In a bid to upgrade rocket weapon systems for its fleet of helicopters, India announced that it will break from its state-run Ordnance Factory Board (OFB), which holds a monopoly on the country’s defense contracting needs, to procure munitions from private Indian manufacturers.
"Indian Air Force (IAF) wishes to buy 200,000 70mm rockets for its helicopters and the Ministry of Defense (MoD), under its new 'Made in India' policy, is now allowing private defense companies to meet the armament and weaponry requirements of the defense forces," said one Ministry of Defense official.
"The rockets are proposed to be developed and manufactured by the Indian industry and the project would be based on proven or matured technologies where fundamental research is not required," he continued.
Historically, India has lacked a prominent private military-industrial complex, despite its enormous population, in excess of 1 billion, and its international stature in the technological sector.

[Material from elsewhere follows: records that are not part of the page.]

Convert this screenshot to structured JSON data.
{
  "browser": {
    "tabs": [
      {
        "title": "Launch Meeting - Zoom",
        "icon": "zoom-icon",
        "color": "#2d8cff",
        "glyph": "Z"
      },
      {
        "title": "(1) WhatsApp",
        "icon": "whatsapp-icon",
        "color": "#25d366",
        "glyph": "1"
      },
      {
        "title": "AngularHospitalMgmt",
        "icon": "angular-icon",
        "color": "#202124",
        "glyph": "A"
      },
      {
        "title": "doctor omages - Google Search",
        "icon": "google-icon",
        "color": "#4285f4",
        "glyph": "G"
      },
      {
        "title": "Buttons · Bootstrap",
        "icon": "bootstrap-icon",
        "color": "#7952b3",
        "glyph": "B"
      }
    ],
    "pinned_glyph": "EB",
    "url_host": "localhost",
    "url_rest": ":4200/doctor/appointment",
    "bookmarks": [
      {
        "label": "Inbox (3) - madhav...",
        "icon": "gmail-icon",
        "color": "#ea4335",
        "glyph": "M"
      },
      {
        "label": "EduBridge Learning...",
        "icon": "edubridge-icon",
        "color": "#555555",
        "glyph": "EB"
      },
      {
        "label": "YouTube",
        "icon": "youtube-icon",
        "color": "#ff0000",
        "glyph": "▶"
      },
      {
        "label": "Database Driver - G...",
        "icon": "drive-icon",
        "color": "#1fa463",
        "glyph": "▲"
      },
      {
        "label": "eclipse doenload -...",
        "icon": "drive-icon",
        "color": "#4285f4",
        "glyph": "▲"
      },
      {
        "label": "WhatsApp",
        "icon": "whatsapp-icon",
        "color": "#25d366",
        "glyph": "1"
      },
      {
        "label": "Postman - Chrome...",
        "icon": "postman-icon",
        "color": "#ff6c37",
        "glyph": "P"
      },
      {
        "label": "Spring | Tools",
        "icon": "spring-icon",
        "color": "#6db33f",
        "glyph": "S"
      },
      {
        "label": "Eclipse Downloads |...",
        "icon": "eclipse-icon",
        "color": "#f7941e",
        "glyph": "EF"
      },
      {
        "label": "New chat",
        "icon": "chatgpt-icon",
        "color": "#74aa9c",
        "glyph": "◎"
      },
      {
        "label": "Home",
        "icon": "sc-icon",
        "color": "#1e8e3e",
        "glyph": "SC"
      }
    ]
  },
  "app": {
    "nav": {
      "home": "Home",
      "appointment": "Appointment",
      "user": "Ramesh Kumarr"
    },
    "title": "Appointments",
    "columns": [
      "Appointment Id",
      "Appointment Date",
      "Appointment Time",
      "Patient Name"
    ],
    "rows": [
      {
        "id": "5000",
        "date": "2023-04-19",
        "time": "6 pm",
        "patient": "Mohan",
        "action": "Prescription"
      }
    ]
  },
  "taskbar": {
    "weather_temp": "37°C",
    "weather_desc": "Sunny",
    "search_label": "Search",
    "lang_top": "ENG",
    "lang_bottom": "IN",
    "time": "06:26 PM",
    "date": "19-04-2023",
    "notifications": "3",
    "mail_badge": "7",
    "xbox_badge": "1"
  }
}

Instead, the three service branches of India’s military traditionally procured munitions from OFB or through imports from overseas.
The move represents the first step toward the country developing an indigenous defense contracting industry, expanding its capabilities to avoid reliance on major US military vendors including Lockheed Martin, Raytheon, and Boeing.
"It’s a priority program under the 'Made in India' policy, we want home-made 70mm rockets within the next three years," said one Indian Air Force official.
Several Indian companies with overseas partnerships, including Bharat Forge, Punj Lloyd, Mahindra Defence System, Reliance Defense, Larsen & Tourbo, and Tata Group, will compete in the program to become the IAF’s chief provider of helicopter-mounted weapons.
Presently, none of the companies possess the capacity to build the sophisticated weapons on their own, but each is expected to partner closely with international defense companies including Raytheon, BAE Systems in UK, Saab in Sweden, Thales in France, and Rosoboronexport in Russia, among others.
"We are looking for modern rockets which are actually advanced precision kill weapon systems," stated Bhim Singh, a retired IAF wing commander.